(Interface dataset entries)
══════════

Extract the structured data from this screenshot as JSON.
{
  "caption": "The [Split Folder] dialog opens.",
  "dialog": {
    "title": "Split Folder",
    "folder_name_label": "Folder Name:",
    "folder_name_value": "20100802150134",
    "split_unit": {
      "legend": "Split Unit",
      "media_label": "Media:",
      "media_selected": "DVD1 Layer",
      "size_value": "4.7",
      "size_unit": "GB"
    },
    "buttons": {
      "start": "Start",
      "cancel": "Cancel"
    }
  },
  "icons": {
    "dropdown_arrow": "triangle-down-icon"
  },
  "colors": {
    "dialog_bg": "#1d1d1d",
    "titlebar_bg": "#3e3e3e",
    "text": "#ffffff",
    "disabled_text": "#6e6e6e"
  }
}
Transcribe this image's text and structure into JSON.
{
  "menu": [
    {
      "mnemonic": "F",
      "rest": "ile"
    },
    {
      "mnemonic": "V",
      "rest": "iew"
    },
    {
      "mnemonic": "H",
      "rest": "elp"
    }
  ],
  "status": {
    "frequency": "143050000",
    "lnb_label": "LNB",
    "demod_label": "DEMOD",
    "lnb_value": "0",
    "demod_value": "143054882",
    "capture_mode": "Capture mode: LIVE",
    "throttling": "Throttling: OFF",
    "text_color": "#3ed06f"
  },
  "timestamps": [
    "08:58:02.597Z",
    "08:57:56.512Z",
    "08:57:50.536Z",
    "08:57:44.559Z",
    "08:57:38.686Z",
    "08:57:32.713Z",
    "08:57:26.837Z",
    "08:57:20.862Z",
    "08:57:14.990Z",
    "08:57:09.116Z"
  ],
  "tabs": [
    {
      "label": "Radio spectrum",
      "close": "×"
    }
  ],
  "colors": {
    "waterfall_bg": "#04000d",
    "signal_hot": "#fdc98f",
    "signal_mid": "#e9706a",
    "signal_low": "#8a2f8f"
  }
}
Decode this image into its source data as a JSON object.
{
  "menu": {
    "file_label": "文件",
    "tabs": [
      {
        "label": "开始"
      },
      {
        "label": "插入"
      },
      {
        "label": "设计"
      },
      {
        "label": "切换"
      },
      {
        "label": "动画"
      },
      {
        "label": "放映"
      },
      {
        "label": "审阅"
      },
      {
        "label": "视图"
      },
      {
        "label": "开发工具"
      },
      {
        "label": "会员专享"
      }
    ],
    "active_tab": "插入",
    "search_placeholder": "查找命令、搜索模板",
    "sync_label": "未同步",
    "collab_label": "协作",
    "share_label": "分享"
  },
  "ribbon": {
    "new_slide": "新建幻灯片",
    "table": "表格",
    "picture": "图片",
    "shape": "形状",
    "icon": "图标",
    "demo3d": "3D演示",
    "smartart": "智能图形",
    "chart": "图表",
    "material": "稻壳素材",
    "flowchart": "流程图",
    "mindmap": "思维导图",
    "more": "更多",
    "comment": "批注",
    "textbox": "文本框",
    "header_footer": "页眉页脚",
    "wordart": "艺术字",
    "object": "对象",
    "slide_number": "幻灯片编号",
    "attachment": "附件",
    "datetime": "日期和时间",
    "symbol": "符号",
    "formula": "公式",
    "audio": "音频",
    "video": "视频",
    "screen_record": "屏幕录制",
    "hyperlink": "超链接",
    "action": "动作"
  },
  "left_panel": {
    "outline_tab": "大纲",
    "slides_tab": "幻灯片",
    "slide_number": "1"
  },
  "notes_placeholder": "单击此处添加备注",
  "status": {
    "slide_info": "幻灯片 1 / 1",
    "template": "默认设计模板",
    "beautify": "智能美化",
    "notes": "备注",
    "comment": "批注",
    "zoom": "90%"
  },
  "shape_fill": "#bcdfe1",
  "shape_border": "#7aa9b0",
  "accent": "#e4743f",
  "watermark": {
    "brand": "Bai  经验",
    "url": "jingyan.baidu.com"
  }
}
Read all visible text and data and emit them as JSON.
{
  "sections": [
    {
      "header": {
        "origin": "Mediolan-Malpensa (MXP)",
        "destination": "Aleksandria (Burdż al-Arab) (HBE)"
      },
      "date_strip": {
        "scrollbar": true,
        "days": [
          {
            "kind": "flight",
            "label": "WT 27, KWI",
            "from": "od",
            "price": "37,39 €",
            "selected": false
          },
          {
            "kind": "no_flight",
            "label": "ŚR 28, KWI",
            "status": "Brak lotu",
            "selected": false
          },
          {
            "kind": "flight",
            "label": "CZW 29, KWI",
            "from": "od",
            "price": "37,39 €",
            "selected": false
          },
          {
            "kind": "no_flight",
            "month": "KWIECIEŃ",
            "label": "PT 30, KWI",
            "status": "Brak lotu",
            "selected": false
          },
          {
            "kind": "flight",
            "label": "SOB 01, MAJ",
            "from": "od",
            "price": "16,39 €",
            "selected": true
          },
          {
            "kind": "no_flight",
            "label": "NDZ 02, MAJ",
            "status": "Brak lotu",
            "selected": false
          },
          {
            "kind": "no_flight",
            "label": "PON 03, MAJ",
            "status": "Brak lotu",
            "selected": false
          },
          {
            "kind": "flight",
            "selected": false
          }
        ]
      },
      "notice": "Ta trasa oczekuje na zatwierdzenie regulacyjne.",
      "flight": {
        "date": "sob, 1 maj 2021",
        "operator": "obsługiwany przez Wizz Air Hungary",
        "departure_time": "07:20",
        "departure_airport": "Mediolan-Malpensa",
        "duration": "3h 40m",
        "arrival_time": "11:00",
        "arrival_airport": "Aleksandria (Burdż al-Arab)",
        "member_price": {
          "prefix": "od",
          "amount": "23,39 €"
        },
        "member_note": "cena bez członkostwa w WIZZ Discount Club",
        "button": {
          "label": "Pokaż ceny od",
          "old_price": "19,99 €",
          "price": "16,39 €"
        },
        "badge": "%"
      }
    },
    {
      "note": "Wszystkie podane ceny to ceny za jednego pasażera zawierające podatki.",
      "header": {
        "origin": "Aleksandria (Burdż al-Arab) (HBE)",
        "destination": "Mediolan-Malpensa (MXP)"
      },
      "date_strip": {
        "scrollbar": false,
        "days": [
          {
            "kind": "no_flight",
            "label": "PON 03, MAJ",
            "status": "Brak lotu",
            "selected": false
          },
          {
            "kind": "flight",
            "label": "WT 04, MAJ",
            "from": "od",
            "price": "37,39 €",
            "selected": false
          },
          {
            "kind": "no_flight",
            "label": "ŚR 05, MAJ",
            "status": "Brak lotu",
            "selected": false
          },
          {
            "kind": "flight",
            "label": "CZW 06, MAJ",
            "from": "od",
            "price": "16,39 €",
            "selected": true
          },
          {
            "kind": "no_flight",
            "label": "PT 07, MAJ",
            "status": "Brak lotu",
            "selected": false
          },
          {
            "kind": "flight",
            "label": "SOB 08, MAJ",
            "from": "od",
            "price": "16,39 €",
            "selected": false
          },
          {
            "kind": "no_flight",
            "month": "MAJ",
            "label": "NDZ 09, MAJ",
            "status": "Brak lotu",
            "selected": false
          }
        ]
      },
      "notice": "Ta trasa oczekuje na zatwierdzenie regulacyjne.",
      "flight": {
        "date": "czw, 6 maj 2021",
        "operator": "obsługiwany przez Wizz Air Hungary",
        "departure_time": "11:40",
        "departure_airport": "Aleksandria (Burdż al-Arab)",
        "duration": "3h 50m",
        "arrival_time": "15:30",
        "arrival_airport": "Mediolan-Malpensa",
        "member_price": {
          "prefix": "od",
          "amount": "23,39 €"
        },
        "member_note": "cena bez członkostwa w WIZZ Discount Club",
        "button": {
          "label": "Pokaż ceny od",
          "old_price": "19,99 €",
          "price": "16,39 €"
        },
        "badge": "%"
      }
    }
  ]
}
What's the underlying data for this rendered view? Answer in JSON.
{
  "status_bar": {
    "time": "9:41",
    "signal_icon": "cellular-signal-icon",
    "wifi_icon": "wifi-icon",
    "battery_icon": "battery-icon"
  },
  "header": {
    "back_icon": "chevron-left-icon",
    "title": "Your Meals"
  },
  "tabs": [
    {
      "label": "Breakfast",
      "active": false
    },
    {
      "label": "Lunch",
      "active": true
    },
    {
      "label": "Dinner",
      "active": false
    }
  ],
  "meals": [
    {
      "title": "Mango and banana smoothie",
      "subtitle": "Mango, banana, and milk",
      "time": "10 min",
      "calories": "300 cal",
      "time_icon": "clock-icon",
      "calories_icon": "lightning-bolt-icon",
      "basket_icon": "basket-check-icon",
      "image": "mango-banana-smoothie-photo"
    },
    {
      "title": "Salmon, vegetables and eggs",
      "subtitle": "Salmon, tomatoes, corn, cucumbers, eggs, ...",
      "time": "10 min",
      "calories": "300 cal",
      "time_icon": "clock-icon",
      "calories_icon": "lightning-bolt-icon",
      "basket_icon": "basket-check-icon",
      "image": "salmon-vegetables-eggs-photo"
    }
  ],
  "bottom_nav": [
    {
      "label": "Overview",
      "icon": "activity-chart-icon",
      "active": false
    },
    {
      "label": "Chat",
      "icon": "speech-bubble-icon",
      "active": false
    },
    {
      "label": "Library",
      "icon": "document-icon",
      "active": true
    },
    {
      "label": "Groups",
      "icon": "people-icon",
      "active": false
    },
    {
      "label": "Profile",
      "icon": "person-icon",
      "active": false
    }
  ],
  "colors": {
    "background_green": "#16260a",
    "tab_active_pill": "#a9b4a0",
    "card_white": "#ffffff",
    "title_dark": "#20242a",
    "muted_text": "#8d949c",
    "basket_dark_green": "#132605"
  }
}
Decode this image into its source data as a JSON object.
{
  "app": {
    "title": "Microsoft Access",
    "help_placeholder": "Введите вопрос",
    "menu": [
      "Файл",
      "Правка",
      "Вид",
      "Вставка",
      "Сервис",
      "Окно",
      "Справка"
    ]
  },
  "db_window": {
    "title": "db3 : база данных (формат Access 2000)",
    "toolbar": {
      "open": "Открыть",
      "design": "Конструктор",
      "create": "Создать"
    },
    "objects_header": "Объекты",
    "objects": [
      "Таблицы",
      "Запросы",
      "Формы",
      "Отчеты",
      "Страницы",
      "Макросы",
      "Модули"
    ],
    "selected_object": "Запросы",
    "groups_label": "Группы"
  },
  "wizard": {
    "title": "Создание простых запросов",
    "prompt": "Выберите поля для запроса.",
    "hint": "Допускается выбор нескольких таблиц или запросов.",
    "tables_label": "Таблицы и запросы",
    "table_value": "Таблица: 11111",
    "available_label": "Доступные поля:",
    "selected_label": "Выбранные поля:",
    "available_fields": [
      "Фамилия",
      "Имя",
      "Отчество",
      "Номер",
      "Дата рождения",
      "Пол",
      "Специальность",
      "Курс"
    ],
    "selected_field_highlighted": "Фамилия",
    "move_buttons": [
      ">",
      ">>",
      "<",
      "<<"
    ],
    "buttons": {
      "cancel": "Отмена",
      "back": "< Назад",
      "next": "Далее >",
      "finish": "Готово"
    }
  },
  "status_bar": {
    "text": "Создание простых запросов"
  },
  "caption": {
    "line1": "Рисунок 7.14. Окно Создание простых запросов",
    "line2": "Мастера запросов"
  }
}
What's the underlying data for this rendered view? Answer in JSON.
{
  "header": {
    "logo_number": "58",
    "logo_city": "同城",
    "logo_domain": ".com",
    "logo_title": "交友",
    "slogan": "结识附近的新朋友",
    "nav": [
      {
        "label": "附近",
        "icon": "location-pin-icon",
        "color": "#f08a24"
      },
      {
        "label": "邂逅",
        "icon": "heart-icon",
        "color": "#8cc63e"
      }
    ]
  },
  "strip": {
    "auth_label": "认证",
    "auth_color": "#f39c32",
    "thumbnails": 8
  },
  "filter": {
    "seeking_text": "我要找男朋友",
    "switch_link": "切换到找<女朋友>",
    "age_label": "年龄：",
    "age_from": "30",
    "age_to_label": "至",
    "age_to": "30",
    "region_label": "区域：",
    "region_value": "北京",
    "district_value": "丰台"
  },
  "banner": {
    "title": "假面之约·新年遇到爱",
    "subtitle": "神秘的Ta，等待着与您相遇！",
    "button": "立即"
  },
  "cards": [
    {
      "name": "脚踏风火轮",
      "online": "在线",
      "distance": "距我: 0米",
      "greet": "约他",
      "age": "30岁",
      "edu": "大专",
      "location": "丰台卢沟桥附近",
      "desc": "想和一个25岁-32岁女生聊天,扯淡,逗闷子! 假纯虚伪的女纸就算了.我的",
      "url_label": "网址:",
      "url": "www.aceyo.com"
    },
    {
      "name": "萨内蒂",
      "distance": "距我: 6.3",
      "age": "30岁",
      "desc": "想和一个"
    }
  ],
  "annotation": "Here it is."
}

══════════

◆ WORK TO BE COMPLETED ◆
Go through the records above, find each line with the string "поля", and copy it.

◆ SOLUTION BELOW ◆
    "prompt": "Выберите поля для запроса.",
    "available_label": "Доступные поля:",
    "selected_label": "Выбранные поля:",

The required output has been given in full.